May is skin cancer awareness month, and there’s no time like the present to learn about skin cancer risk factors and detection and prevention practices. Since the incidence of skin cancer rises every year, affecting more and more people in the U.S. and throughout the world, you can’t be too careful in preventing skin cancer and checking yourself and your loved ones for warning signs.
Here are some little-known statistics and facts about skin cancer:
- The American Cancer Society estimates about 106,110 new melanomas will be diagnosed (about 62,260 in men and 43,850 in women in the United States in 2021.
- About 7,180 people are expected to die of melanoma (about 4,600 men and 2,580 women), according to the American Cancer Society’s estimates for 2021.
- Before the age of 50, women are at higher risk of developing melanoma than men. However, after 50, the rate of melanoma increases in men such that their risk is twice that of women by age 65.
- One in five Americans will develop skin cancer, making it the most common cancer in the United States.
- Around 9,500 Americans are diagnosed with skin cancer every day.
Skin Cancer Risk Factors:
- Skin cancer can affect anyone at any age and of any skin color although more common in adults and lighter skin types.
- Caucasians have a higher risk of melanoma, but people of color are less likely to survive melanoma, often because it’s diagnosed late. People of color can develop skin cancer in areas that aren’t exposed to the sun, like the palms of the hands and soles of the feet.
- Melanoma in Caucasian women under 44 increases by about 6.1% every year, probably due to wider use of indoor tanning. In fact, studies suggest that indoor tanning is responsible for over 400,000 skin cancer incidents in the U.S. every year.
- In females age 15 to 29, melanoma is the second most common form of cancer. And within this age group, its incidence is increasing more quickly among females.
- Sustaining a bad sunburn during your childhood or teenage years can double your risk of developing melanoma. If you sustain five or more severe sunburns between the ages of 15 and 20, your risk of melanoma increases by 80%, and your risk of nonmelanoma skin cancer increases by 68%.
- People with fair skin, freckles, and blond or red hair are more likely to develop any type of skin cancer.
- People with over 50 moles or unusual moles are more likely to develop melanoma.
- Having a family history of melanoma also increases your risk.
Skin Cancer Detection and Prevention:
- Using SPF 30 broad spectrum sunscreen daily can cut your risk of developing melanoma – the deadliest type of skin cancer – in half.
- About half of melanomas are self-detected. We encourage you to regularly check yourself for signs of skin cancer. When checking for warning signs, use the ABCDE acronym. Check for moles that are asymmetrical (A), have irregular or undefined borders (B), blend a variety of colors (C), have a diameter of about ¼ inch or 6mm (D), and grow or evolve over time (E).
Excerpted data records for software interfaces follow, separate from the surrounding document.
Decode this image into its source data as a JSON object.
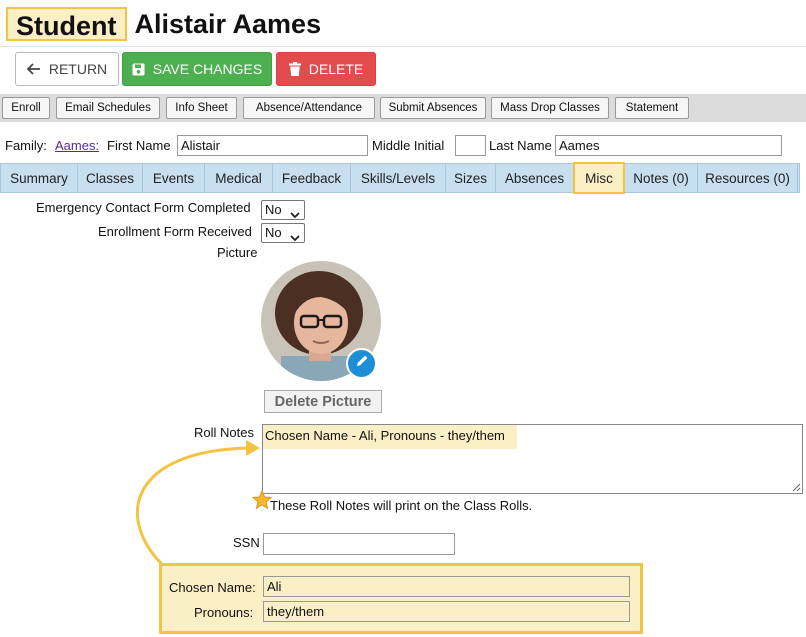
{
  "header": {
    "badge": "Student",
    "name": "Alistair Aames"
  },
  "actions": {
    "return_label": "RETURN",
    "save_label": "SAVE CHANGES",
    "delete_label": "DELETE"
  },
  "toolbar": [
    "Enroll",
    "Email Schedules",
    "Info Sheet",
    "Absence/Attendance",
    "Submit Absences",
    "Mass Drop Classes",
    "Statement"
  ],
  "name_row": {
    "family_label": "Family:",
    "family_link": "Aames:",
    "first_label": "First Name",
    "first_value": "Alistair",
    "middle_label": "Middle Initial",
    "middle_value": "",
    "last_label": "Last Name",
    "last_value": "Aames"
  },
  "tabs": [
    "Summary",
    "Classes",
    "Events",
    "Medical",
    "Feedback",
    "Skills/Levels",
    "Sizes",
    "Absences",
    "Misc",
    "Notes (0)",
    "Resources (0)"
  ],
  "active_tab": "Misc",
  "misc": {
    "emergency_label": "Emergency Contact Form Completed",
    "emergency_value": "No",
    "enrollment_label": "Enrollment Form Received",
    "enrollment_value": "No",
    "picture_label": "Picture",
    "delete_picture": "Delete Picture",
    "roll_notes_label": "Roll Notes",
    "roll_notes_value": "Chosen Name - Ali, Pronouns - they/them",
    "roll_notes_hint": "These Roll Notes will print on the Class Rolls.",
    "ssn_label": "SSN",
    "ssn_value": "",
    "chosen_name_label": "Chosen Name:",
    "chosen_name_value": "Ali",
    "pronouns_label": "Pronouns:",
    "pronouns_value": "they/them"
  },
  "colors": {
    "highlight": "#fbefc5",
    "highlight_border": "#f5c342",
    "save": "#4caf50",
    "delete": "#e34c4c",
    "tab_bar": "#c8dfef"
  },
  "icons": [
    "arrow-left-icon",
    "floppy-disk-icon",
    "trash-icon",
    "pencil-icon",
    "star-icon",
    "chevron-down-icon"
  ]
}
- The best way to prevent skin cancer is to wear sunscreen, avoid UV light from the sun and tanning beds, and see your dermatologist annually for a skin exam.
- Women are nine times more likely than men to notice signs of melanoma on others. Women (or anybody) can potentially save their partner’s or friend’s life by checking them for skin cancer.
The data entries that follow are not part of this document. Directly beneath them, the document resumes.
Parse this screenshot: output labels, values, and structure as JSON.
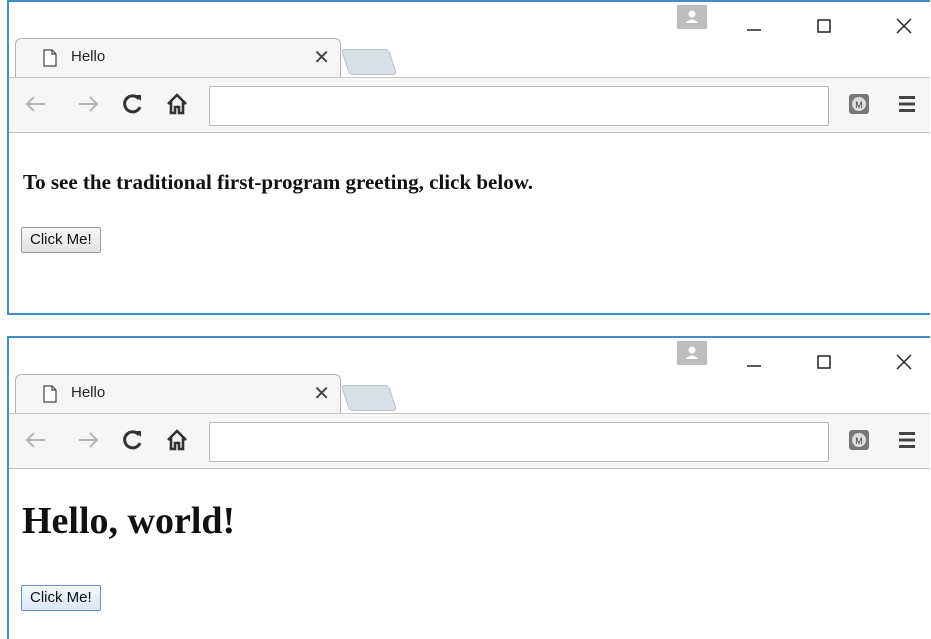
{
  "windows": [
    {
      "tab": {
        "title": "Hello"
      },
      "content": {
        "text": "To see the traditional first-program greeting, click below."
      },
      "button": {
        "label": "Click Me!"
      }
    },
    {
      "tab": {
        "title": "Hello"
      },
      "content": {
        "text": "Hello, world!"
      },
      "button": {
        "label": "Click Me!"
      }
    }
  ],
  "omnibox": {
    "value": ""
  },
  "icons": {
    "tab": [
      "document-icon",
      "close-icon"
    ],
    "titlebar": [
      "profile-icon",
      "minimize-icon",
      "maximize-icon",
      "close-window-icon"
    ],
    "toolbar": [
      "back-arrow-icon",
      "forward-arrow-icon",
      "reload-icon",
      "home-icon",
      "extension-icon",
      "menu-icon"
    ]
  },
  "colors": {
    "window_border": "#3f8fc7",
    "toolbar_bg": "#f6f6f6",
    "newtab_bg": "#d9dfe8"
  }
}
- Now that you know more about skin cancer and how to prevent and detect it, share your knowledge with others so you can protect the people you love – after all, that’s what skin cancer awareness is.